The problem of bottle shortages began during the pandemic, when demand for beer switched from bars and restaurants to purchases in retail supermarkets.
Higher production costs and supply chain problems are putting Belgian beer makers on the brink of a nervous breakdown, as the global economic downturn takes its toll.
Companies like the historic Huyghe brewery in Flanders, for example, are starting to run out of bottles.
The lifeline, for now, is the accumulated stocks of bottles that were purchased from a supplier company in Russia. These days, supply has been interrupted and finding alternative suppliers with the capacity to respond in Europe is anything but easy due to the strong concentration that has occurred in the industry in recent years.
According to Alain de Laet, the company's executive director, it only has stocks to last until September.
"Essentially we lack the 33 centilitre APO bottles. I know some producers who work with Steinie bottles and for several of these producers the lack of bottles is also becoming a problem," de Laet told Euronews.
"For us, it is a big problem, because we have an export volume of 87%, which means that the bottles are not returned."
He added that due to the hard COVID-19 lockdowns in China, the situation has not been exacerbated further, with less bottles being needed for beer exports. The country is the brewer's second international export destination after France.
At the moment, the brewery, which employs 110 people and produces 250,000 hectolitres of beer a year, fears that total revenues will fall by 20% if the crisis continues during the summer.
A perfect storm?
The problem of bottle shortages began during the pandemic when demand for beer switched from bars and restaurants to purchases in retail supermarkets.
Compounding the situation further is the price of glass - an energy-intensive industry - which has soared because of the current energy crisis.
While some bottle makers are open to increasing production, for many brewers the response may simply not come in a timely manner.
Turning to cans could be a solution for some producers, but adding to the storm there are also problems with aluminium supply and costs, and in addition, for many producers, the taste is not the same.
Beer industry representatives say small and medium-sized businesses are at risk of being hit hardest, including Simon Spillane from the Brewers of Europe organisation, which represents companies in the sector at the European level.
“[The crisis] will definitely affect some brewers more than others," Spillane told Euronews. "And that really depends on what is their packaging mix.
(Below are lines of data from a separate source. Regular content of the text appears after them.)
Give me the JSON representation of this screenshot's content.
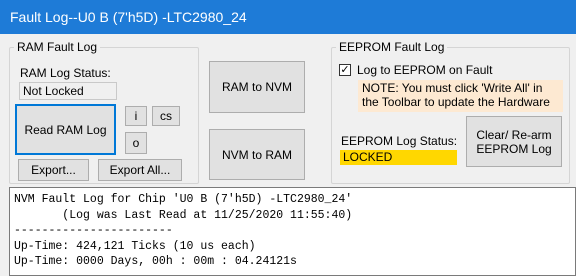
{
  "window": {
    "title": "Fault Log--U0 B (7'h5D) -LTC2980_24"
  },
  "ram_group": {
    "legend": "RAM Fault Log",
    "status_label": "RAM Log Status:",
    "status_value": "Not Locked",
    "read_button": "Read RAM Log",
    "i_button": "i",
    "cs_button": "cs",
    "o_button": "o",
    "export_button": "Export...",
    "export_all_button": "Export All..."
  },
  "middle": {
    "ram_to_nvm_button": "RAM to NVM",
    "nvm_to_ram_button": "NVM to RAM"
  },
  "eeprom_group": {
    "legend": "EEPROM Fault Log",
    "log_checkbox_label": "Log to EEPROM on Fault",
    "log_checkbox_checked": true,
    "note_line1": "NOTE: You must click 'Write All' in",
    "note_line2": "the Toolbar to update the Hardware",
    "status_label": "EEPROM Log Status:",
    "status_value": "LOCKED",
    "clear_button_line1": "Clear/ Re-arm",
    "clear_button_line2": "EEPROM Log"
  },
  "console": {
    "lines": [
      "NVM Fault Log for Chip 'U0 B (7'h5D) -LTC2980_24'",
      "       (Log was Last Read at 11/25/2020 11:55:40)",
      "-----------------------",
      "Up-Time: 424,121 Ticks (10 us each)",
      "Up-Time: 0000 Days, 00h : 00m : 04.24121s"
    ]
  }
}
Where are they getting their supplies from? Which country are they operating in? Is it a returnable bottle system? Refillable? Is the company exporting a lot outside Europe?
"So it really is specific to the individual companies. And I think potentially there will be knock-on effects for consumer prices. But also, I mean, some products may have to stop production.”
All of this represents yet another blow to an industry already under intense pressure.
In Europe, brewers are responsible for creating more than two million jobs across the production chain, which means that much is at stake as the fragile European economy tries to recover from the pandemic.